Excerpts from an interface dataset:
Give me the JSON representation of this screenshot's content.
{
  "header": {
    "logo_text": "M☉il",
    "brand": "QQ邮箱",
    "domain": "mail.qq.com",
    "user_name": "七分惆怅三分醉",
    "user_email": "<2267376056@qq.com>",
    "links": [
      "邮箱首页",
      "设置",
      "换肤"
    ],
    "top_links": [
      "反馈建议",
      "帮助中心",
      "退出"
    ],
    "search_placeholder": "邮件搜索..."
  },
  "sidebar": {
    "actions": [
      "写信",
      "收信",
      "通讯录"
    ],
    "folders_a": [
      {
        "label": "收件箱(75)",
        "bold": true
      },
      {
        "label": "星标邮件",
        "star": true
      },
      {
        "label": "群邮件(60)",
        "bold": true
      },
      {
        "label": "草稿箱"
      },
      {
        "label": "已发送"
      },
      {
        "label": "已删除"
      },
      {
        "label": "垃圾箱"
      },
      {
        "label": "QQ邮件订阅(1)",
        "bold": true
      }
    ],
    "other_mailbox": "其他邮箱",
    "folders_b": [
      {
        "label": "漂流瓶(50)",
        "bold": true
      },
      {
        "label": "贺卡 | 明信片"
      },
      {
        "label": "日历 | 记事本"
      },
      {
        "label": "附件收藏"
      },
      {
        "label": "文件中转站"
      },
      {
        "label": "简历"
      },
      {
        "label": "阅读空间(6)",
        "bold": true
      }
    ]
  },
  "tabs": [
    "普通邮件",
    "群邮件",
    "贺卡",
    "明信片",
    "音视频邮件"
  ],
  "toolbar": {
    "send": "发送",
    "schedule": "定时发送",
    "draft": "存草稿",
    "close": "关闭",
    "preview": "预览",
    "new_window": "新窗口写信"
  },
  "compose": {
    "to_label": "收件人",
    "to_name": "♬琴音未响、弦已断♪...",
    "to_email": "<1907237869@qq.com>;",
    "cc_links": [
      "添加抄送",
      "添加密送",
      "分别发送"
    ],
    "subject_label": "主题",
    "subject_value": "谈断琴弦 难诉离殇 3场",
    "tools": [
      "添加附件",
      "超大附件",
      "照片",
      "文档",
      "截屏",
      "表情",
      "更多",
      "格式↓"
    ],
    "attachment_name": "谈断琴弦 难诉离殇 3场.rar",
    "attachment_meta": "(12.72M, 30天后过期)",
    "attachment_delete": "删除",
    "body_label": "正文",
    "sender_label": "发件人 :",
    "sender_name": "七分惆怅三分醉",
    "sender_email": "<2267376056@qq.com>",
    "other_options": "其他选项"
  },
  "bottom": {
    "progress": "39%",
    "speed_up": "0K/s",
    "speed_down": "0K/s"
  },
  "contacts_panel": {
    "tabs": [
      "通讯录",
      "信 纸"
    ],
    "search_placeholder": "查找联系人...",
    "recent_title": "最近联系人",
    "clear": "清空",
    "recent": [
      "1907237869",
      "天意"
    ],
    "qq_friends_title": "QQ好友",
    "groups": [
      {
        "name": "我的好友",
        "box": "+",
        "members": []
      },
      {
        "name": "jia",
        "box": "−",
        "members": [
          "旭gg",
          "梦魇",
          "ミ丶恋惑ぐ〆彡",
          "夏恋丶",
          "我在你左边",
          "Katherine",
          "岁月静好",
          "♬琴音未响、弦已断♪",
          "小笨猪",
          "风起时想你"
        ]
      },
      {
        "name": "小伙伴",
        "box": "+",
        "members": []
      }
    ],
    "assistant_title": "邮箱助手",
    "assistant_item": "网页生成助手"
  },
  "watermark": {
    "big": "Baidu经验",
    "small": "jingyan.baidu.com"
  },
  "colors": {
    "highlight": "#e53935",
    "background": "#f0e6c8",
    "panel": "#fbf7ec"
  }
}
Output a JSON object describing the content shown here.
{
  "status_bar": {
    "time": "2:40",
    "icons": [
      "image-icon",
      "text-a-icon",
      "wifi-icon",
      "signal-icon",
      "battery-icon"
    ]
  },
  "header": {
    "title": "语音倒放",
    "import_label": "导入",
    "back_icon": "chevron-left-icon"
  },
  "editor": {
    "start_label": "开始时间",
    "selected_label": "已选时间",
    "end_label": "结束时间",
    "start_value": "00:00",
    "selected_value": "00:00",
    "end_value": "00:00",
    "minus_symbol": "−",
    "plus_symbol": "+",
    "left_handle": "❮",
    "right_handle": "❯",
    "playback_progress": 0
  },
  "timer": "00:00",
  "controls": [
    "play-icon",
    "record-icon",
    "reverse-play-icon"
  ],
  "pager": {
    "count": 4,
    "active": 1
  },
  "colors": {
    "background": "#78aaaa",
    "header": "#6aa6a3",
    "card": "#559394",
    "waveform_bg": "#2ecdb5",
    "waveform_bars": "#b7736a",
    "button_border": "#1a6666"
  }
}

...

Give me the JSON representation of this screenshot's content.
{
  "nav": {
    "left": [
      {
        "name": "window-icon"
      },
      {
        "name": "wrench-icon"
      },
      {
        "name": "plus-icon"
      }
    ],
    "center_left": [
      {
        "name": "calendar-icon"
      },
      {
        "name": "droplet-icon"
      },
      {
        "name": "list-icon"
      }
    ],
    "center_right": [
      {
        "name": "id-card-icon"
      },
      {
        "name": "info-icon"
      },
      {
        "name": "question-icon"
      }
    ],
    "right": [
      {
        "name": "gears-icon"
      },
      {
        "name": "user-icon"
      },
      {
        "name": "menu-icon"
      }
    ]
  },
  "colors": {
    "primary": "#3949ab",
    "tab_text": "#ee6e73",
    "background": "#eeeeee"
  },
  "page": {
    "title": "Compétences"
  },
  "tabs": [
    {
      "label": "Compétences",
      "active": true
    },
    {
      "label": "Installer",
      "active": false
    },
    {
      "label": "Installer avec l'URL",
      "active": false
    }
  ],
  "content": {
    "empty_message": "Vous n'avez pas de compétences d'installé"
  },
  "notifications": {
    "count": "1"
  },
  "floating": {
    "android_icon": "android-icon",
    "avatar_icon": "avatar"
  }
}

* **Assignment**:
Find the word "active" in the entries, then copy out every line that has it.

* **Reply to the exercise**:
    "active": 1
      "active": true
      "active": false
      "active": false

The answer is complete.